### RECORD SET
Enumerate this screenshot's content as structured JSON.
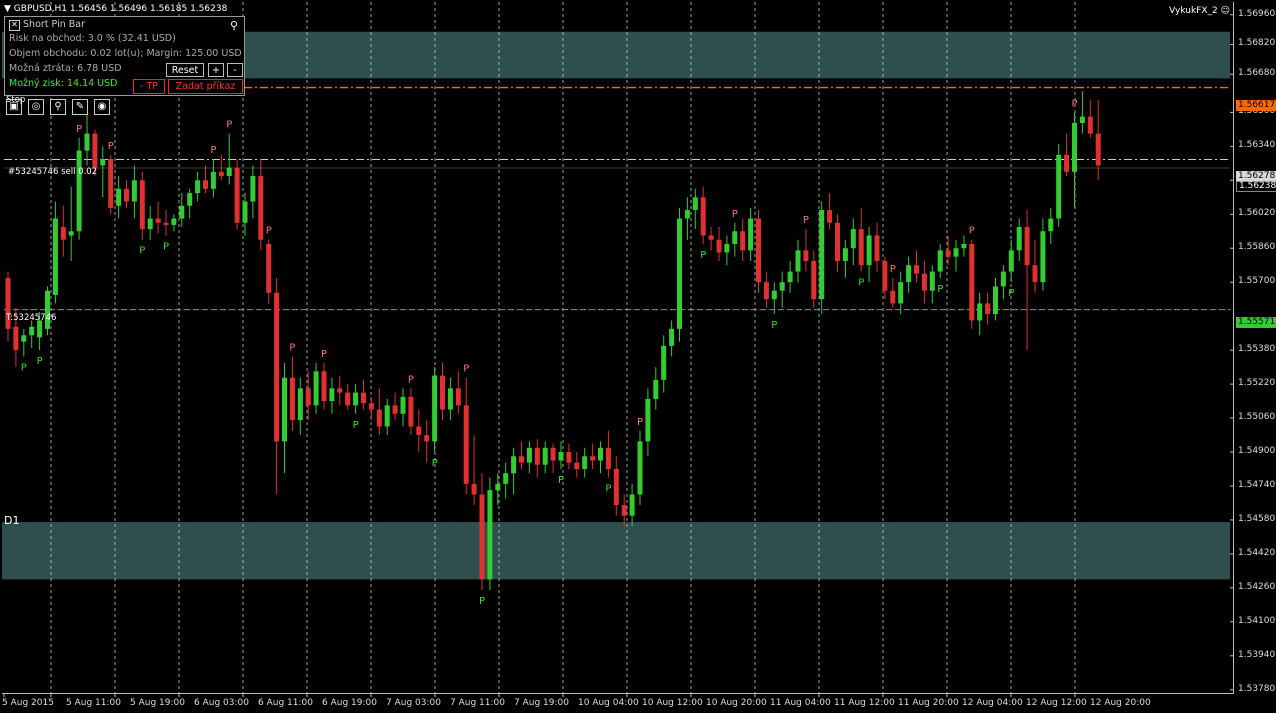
{
  "header": {
    "symbol": "GBPUSD,H1",
    "ohlc": "1.56456 1.56496 1.56185 1.56238",
    "broker": "VykukFX_2 ☺"
  },
  "panel": {
    "title": "Short Pin Bar",
    "risk": "Risk na obchod: 3.0 % (32.41 USD)",
    "volume": "Objem obchodu: 0.02 lot(u); Margin: 125.00 USD",
    "loss": "Možná ztráta: 6.78 USD",
    "profit": "Možný zisk: 14.14 USD",
    "reset_label": "Reset",
    "plus_label": "+",
    "minus_label": "-",
    "tp_label": "- TP",
    "order_label": "Zadat příkaz",
    "close_icon": "close-icon",
    "pin_icon": "pin-icon"
  },
  "labels": {
    "stop_line": "Stop",
    "sell_line": "#53245746 sell 0.02",
    "take_line": "T:53245746",
    "d1": "D1"
  },
  "price_axis": [
    "1.56960",
    "1.56820",
    "1.56680",
    "1.56617",
    "1.56500",
    "1.56340",
    "1.56278",
    "1.56238",
    "1.56180",
    "1.56020",
    "1.55860",
    "1.55700",
    "1.55571",
    "1.55380",
    "1.55220",
    "1.55060",
    "1.54900",
    "1.54740",
    "1.54580",
    "1.54420",
    "1.54260",
    "1.54100",
    "1.53940",
    "1.53780"
  ],
  "time_axis": [
    "5 Aug 2015",
    "5 Aug 11:00",
    "5 Aug 19:00",
    "6 Aug 03:00",
    "6 Aug 11:00",
    "6 Aug 19:00",
    "7 Aug 03:00",
    "7 Aug 11:00",
    "7 Aug 19:00",
    "10 Aug 04:00",
    "10 Aug 12:00",
    "10 Aug 20:00",
    "11 Aug 04:00",
    "11 Aug 12:00",
    "11 Aug 20:00",
    "12 Aug 04:00",
    "12 Aug 12:00",
    "12 Aug 20:00"
  ],
  "highlights": {
    "stop_price": "1.56617",
    "entry_price": "1.56278",
    "bid_price": "1.56238",
    "tp_price": "1.55571"
  },
  "colors": {
    "bull": "#33cc33",
    "bear": "#e03030",
    "zone": "#2f4f4f",
    "stop": "#ff6a00",
    "entry": "#cccccc",
    "tp": "#33cc33",
    "pin_bear": "#ff7070",
    "pin_bull": "#33dd33",
    "grid": "#c8c8c8"
  },
  "chart_data": {
    "type": "candlestick",
    "symbol": "GBPUSD",
    "timeframe": "H1",
    "ylim": [
      1.5376,
      1.5702
    ],
    "zones": [
      [
        1.5666,
        1.5688
      ],
      [
        1.543,
        1.5457
      ]
    ],
    "levels": {
      "stop": 1.56617,
      "entry": 1.56278,
      "bid": 1.56238,
      "take_profit": 1.55571
    },
    "candles": [
      [
        1.5572,
        1.5575,
        1.5542,
        1.5548
      ],
      [
        1.5549,
        1.5558,
        1.553,
        1.5538
      ],
      [
        1.5542,
        1.5548,
        1.5535,
        1.5545
      ],
      [
        1.5545,
        1.5552,
        1.5539,
        1.5549
      ],
      [
        1.5544,
        1.5556,
        1.5538,
        1.5552
      ],
      [
        1.5548,
        1.5568,
        1.5545,
        1.5566
      ],
      [
        1.5564,
        1.5608,
        1.556,
        1.56
      ],
      [
        1.5596,
        1.5606,
        1.5582,
        1.559
      ],
      [
        1.5592,
        1.5615,
        1.558,
        1.5594
      ],
      [
        1.5594,
        1.5638,
        1.559,
        1.5632
      ],
      [
        1.5632,
        1.5652,
        1.5625,
        1.564
      ],
      [
        1.564,
        1.5642,
        1.562,
        1.5624
      ],
      [
        1.5625,
        1.5634,
        1.561,
        1.5628
      ],
      [
        1.5628,
        1.563,
        1.5602,
        1.5605
      ],
      [
        1.5606,
        1.562,
        1.56,
        1.5614
      ],
      [
        1.5614,
        1.5618,
        1.5605,
        1.5608
      ],
      [
        1.5608,
        1.5625,
        1.56,
        1.5618
      ],
      [
        1.5618,
        1.5622,
        1.559,
        1.5595
      ],
      [
        1.5595,
        1.5606,
        1.559,
        1.56
      ],
      [
        1.56,
        1.5608,
        1.5593,
        1.5598
      ],
      [
        1.5598,
        1.5604,
        1.5592,
        1.5597
      ],
      [
        1.5597,
        1.5602,
        1.5594,
        1.56
      ],
      [
        1.56,
        1.5612,
        1.5596,
        1.5606
      ],
      [
        1.5606,
        1.5614,
        1.56,
        1.5612
      ],
      [
        1.5612,
        1.5622,
        1.5608,
        1.5618
      ],
      [
        1.5618,
        1.5625,
        1.5612,
        1.5614
      ],
      [
        1.5614,
        1.5628,
        1.561,
        1.5622
      ],
      [
        1.5622,
        1.563,
        1.5618,
        1.562
      ],
      [
        1.562,
        1.564,
        1.5616,
        1.5624
      ],
      [
        1.5624,
        1.5628,
        1.5595,
        1.5598
      ],
      [
        1.5598,
        1.5612,
        1.5592,
        1.5608
      ],
      [
        1.5608,
        1.5625,
        1.56,
        1.562
      ],
      [
        1.562,
        1.5628,
        1.5585,
        1.559
      ],
      [
        1.5588,
        1.559,
        1.556,
        1.5565
      ],
      [
        1.5565,
        1.5572,
        1.547,
        1.5495
      ],
      [
        1.5495,
        1.5532,
        1.548,
        1.5525
      ],
      [
        1.5525,
        1.5535,
        1.55,
        1.5505
      ],
      [
        1.5505,
        1.5525,
        1.5498,
        1.552
      ],
      [
        1.552,
        1.5528,
        1.5505,
        1.5512
      ],
      [
        1.5512,
        1.5532,
        1.5508,
        1.5528
      ],
      [
        1.5528,
        1.5532,
        1.551,
        1.5514
      ],
      [
        1.5514,
        1.5525,
        1.5508,
        1.552
      ],
      [
        1.552,
        1.5526,
        1.5512,
        1.5518
      ],
      [
        1.5518,
        1.5522,
        1.551,
        1.5512
      ],
      [
        1.5512,
        1.5522,
        1.5508,
        1.5518
      ],
      [
        1.5518,
        1.5524,
        1.551,
        1.5513
      ],
      [
        1.5513,
        1.5516,
        1.5505,
        1.551
      ],
      [
        1.551,
        1.552,
        1.5498,
        1.5502
      ],
      [
        1.5502,
        1.5515,
        1.5498,
        1.5512
      ],
      [
        1.5512,
        1.5518,
        1.5505,
        1.5508
      ],
      [
        1.5508,
        1.552,
        1.5502,
        1.5516
      ],
      [
        1.5516,
        1.552,
        1.5498,
        1.5502
      ],
      [
        1.5502,
        1.551,
        1.549,
        1.5498
      ],
      [
        1.5498,
        1.5505,
        1.5485,
        1.5495
      ],
      [
        1.5495,
        1.553,
        1.549,
        1.5526
      ],
      [
        1.5526,
        1.5532,
        1.5505,
        1.551
      ],
      [
        1.551,
        1.5525,
        1.5505,
        1.552
      ],
      [
        1.552,
        1.5528,
        1.5508,
        1.5512
      ],
      [
        1.5512,
        1.5525,
        1.547,
        1.5475
      ],
      [
        1.5475,
        1.5498,
        1.5465,
        1.547
      ],
      [
        1.547,
        1.548,
        1.5425,
        1.543
      ],
      [
        1.543,
        1.5478,
        1.5425,
        1.5472
      ],
      [
        1.5472,
        1.548,
        1.5465,
        1.5475
      ],
      [
        1.5475,
        1.5485,
        1.5468,
        1.548
      ],
      [
        1.548,
        1.5492,
        1.547,
        1.5488
      ],
      [
        1.5488,
        1.5495,
        1.5482,
        1.5485
      ],
      [
        1.5485,
        1.5495,
        1.548,
        1.5492
      ],
      [
        1.5492,
        1.5496,
        1.5478,
        1.5484
      ],
      [
        1.5484,
        1.5495,
        1.548,
        1.5492
      ],
      [
        1.5492,
        1.5494,
        1.548,
        1.5486
      ],
      [
        1.5486,
        1.5495,
        1.5482,
        1.549
      ],
      [
        1.549,
        1.5494,
        1.5482,
        1.5485
      ],
      [
        1.5485,
        1.549,
        1.5478,
        1.5482
      ],
      [
        1.5482,
        1.5492,
        1.5478,
        1.5488
      ],
      [
        1.5488,
        1.5494,
        1.5482,
        1.5486
      ],
      [
        1.5486,
        1.5495,
        1.548,
        1.5492
      ],
      [
        1.5492,
        1.55,
        1.5478,
        1.5482
      ],
      [
        1.5482,
        1.5488,
        1.546,
        1.5465
      ],
      [
        1.5465,
        1.547,
        1.5455,
        1.546
      ],
      [
        1.546,
        1.5475,
        1.5455,
        1.547
      ],
      [
        1.547,
        1.55,
        1.5465,
        1.5495
      ],
      [
        1.5495,
        1.552,
        1.5488,
        1.5515
      ],
      [
        1.5515,
        1.553,
        1.551,
        1.5524
      ],
      [
        1.5524,
        1.5545,
        1.5518,
        1.554
      ],
      [
        1.554,
        1.5552,
        1.5535,
        1.5548
      ],
      [
        1.5548,
        1.5605,
        1.5542,
        1.56
      ],
      [
        1.56,
        1.561,
        1.559,
        1.5604
      ],
      [
        1.5604,
        1.5614,
        1.5595,
        1.561
      ],
      [
        1.561,
        1.5615,
        1.5588,
        1.5592
      ],
      [
        1.5592,
        1.5596,
        1.5585,
        1.559
      ],
      [
        1.559,
        1.5596,
        1.558,
        1.5584
      ],
      [
        1.5584,
        1.5592,
        1.5578,
        1.5588
      ],
      [
        1.5588,
        1.5598,
        1.5582,
        1.5594
      ],
      [
        1.5594,
        1.56,
        1.558,
        1.5585
      ],
      [
        1.5585,
        1.5605,
        1.558,
        1.56
      ],
      [
        1.56,
        1.5604,
        1.5565,
        1.557
      ],
      [
        1.557,
        1.5575,
        1.5558,
        1.5562
      ],
      [
        1.5562,
        1.557,
        1.5555,
        1.5566
      ],
      [
        1.5566,
        1.5575,
        1.5558,
        1.557
      ],
      [
        1.557,
        1.558,
        1.5565,
        1.5575
      ],
      [
        1.5575,
        1.559,
        1.557,
        1.5585
      ],
      [
        1.5585,
        1.5595,
        1.5575,
        1.558
      ],
      [
        1.558,
        1.5585,
        1.5558,
        1.5562
      ],
      [
        1.5562,
        1.5608,
        1.5555,
        1.5604
      ],
      [
        1.5604,
        1.5612,
        1.5595,
        1.5598
      ],
      [
        1.5598,
        1.5602,
        1.5575,
        1.558
      ],
      [
        1.558,
        1.559,
        1.5572,
        1.5586
      ],
      [
        1.5586,
        1.56,
        1.5578,
        1.5595
      ],
      [
        1.5595,
        1.5605,
        1.5575,
        1.5578
      ],
      [
        1.5578,
        1.5596,
        1.557,
        1.5592
      ],
      [
        1.5592,
        1.5598,
        1.5575,
        1.558
      ],
      [
        1.558,
        1.5582,
        1.5562,
        1.5566
      ],
      [
        1.5566,
        1.5572,
        1.5558,
        1.556
      ],
      [
        1.556,
        1.5575,
        1.5555,
        1.557
      ],
      [
        1.557,
        1.5582,
        1.5565,
        1.5578
      ],
      [
        1.5578,
        1.5585,
        1.557,
        1.5574
      ],
      [
        1.5574,
        1.558,
        1.556,
        1.5566
      ],
      [
        1.5566,
        1.5578,
        1.556,
        1.5575
      ],
      [
        1.5575,
        1.5588,
        1.5572,
        1.5585
      ],
      [
        1.5585,
        1.5592,
        1.5578,
        1.5582
      ],
      [
        1.5582,
        1.559,
        1.5575,
        1.5586
      ],
      [
        1.5586,
        1.5592,
        1.5582,
        1.5588
      ],
      [
        1.5588,
        1.559,
        1.5548,
        1.5552
      ],
      [
        1.5552,
        1.5565,
        1.5545,
        1.556
      ],
      [
        1.556,
        1.5565,
        1.555,
        1.5555
      ],
      [
        1.5555,
        1.5572,
        1.5552,
        1.5568
      ],
      [
        1.5568,
        1.5578,
        1.5562,
        1.5575
      ],
      [
        1.5575,
        1.559,
        1.557,
        1.5585
      ],
      [
        1.5585,
        1.56,
        1.558,
        1.5596
      ],
      [
        1.5596,
        1.5604,
        1.5538,
        1.5578
      ],
      [
        1.5578,
        1.559,
        1.5565,
        1.557
      ],
      [
        1.557,
        1.56,
        1.5566,
        1.5594
      ],
      [
        1.5594,
        1.5605,
        1.5588,
        1.56
      ],
      [
        1.56,
        1.5635,
        1.5596,
        1.563
      ],
      [
        1.563,
        1.564,
        1.562,
        1.5622
      ],
      [
        1.5622,
        1.565,
        1.5605,
        1.5645
      ],
      [
        1.5645,
        1.566,
        1.564,
        1.5648
      ],
      [
        1.5648,
        1.5656,
        1.5638,
        1.564
      ],
      [
        1.564,
        1.5656,
        1.5618,
        1.5625
      ]
    ],
    "pin_markers": [
      {
        "index": 2,
        "kind": "bull"
      },
      {
        "index": 4,
        "kind": "bull"
      },
      {
        "index": 9,
        "kind": "bear"
      },
      {
        "index": 13,
        "kind": "bear"
      },
      {
        "index": 17,
        "kind": "bull"
      },
      {
        "index": 20,
        "kind": "bull"
      },
      {
        "index": 26,
        "kind": "bear"
      },
      {
        "index": 28,
        "kind": "bear"
      },
      {
        "index": 33,
        "kind": "bear"
      },
      {
        "index": 36,
        "kind": "bear"
      },
      {
        "index": 40,
        "kind": "bear"
      },
      {
        "index": 44,
        "kind": "bull"
      },
      {
        "index": 51,
        "kind": "bear"
      },
      {
        "index": 54,
        "kind": "bull"
      },
      {
        "index": 58,
        "kind": "bear"
      },
      {
        "index": 60,
        "kind": "bull"
      },
      {
        "index": 70,
        "kind": "bull"
      },
      {
        "index": 76,
        "kind": "bull"
      },
      {
        "index": 80,
        "kind": "bear"
      },
      {
        "index": 88,
        "kind": "bull"
      },
      {
        "index": 92,
        "kind": "bear"
      },
      {
        "index": 97,
        "kind": "bull"
      },
      {
        "index": 101,
        "kind": "bear"
      },
      {
        "index": 108,
        "kind": "bull"
      },
      {
        "index": 112,
        "kind": "bear"
      },
      {
        "index": 118,
        "kind": "bull"
      },
      {
        "index": 122,
        "kind": "bear"
      },
      {
        "index": 127,
        "kind": "bull"
      },
      {
        "index": 135,
        "kind": "bear"
      }
    ]
  }
}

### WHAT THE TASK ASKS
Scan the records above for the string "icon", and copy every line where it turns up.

### EXERCISE OUTPUT
    "close_icon": "close-icon",
    "pin_icon": "pin-icon"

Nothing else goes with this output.